Elbows first, she hit the floor. Then his heavy hands pressed her face against the cold, white tiles. She squirmed, reeled, slid on her chest, but he elbowed the small of her back, right on the center, until the pain forced her to surrender.
Then he put her arms behind her back and bound her hands with some weird stickers. She couldn’t unstick her hands.
And as Eliza shed tears, the squeaky, loud voice of the alien woman caused her skin to crawl. Then the woman left. Their language, horrid. Her incapacity to understand one word, devastating. But she would learn. Oh yeah.
Pursing her lips, she shook her hips, pushing her legs.
“Don’t be stupid,” he said in her ear. Then he yanked her hair and lifted her head off the floor. “Look around you, where do you think you are going to go?”
She closed her eyes and set her teeth. “I will not be your fucking experiment.”
He pulled her up by her forearm and held her gaze. “Be smart. I’m not the enemy. Your help for your freedom.”
Eliza thought, holding his gaze, that if he wasn’t the enemy, then the ‘enemy’ would be a hell of a challenge to overpower. “Okay. I agree to help you.” She looked towards the green, flashing lights on the floor. “But under one condition.” Tears sought to creep out, but she took a deep breath and held them, unsure of what was to come, or of what her life would become. “Don’t allow my emotions to be taken away.”
They stared at each other. “That is up to you.”
He pulled at her arm and began escorting her down the hall. Then he stopped. Baak tapped the tubular hall’s wall. A gleaming, blue image appeared. He manipulated it like a touch screen. Red lights flickered, and a female voice came through–perhaps giving instructions.
Her arm trembled. Would a robot pop out and kill her in a split second?
He talked in his weird language to the operator. Then the white wall slid from right to left, and a huge structure lay in front of her, like a hangar but wider. He led her in.
“I cannot believe this,” Eliza said to herself, under her breath. Cure? Havoc? It all became too much for her to process.
The hangar she walked into must have been at least two football fields in length and width. And, shit, she had never, in her incredible, messed up life, seen anything like this. The walls changed color from white to dark gray. Hundreds of beings she could confuse as her freaking neighbors walked around dressed in extra tight uniforms. They used different colors: some black, others dark green—the ones in green were all bald—others wore navy blue uniforms, and in the far end, stood aliens in mustard yellow.
Beautiful; but no, not when they kept her hostage.
As they walked, the aliens in navy blue swiped their fingers across holographic screens that extended from the floor to the ceiling.

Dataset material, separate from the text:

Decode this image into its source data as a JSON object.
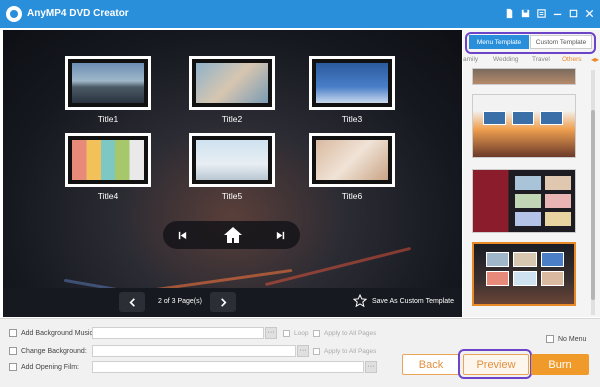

Blueprints of enormous space ships and other machines she had never seen before flickered in aqua blue.
At the far end, metallic eagles stood, lined up, one after the other, a technological oasis. Then Baak led her into a place where bus-sized, boomerang shaped ships lay on each side, one after the other, side-by-side. Coated in white, the ships reflected the image of the gray, glittering ceiling.
Near a house-sized dome, rested other ships that looked like enormous manta-rays. Aliens dressed in black tested on them, their wings morphed. Her stomach clenched with each stride she took. Metals clanged, boots stomped, and the ships’ engines roared like thunder from end to end; her heart pounded to the beat of each mechanical hum. Then, for some weird reason, she glanced to her right and sucked in a breath, then smirked. An attractive, young, alien guy headed her way.
Baak held her by the shoulder, and said in her ear, “That’s Anzu.”
Aliens, conspiracies, power struggles, and romance!
The Universe Between Us is a fast-paced, gripping, SciFi thriller about a young woman and a coerced alien, both struggling to survive and overthrow Zaoni’s evil Commander before she invades Earth.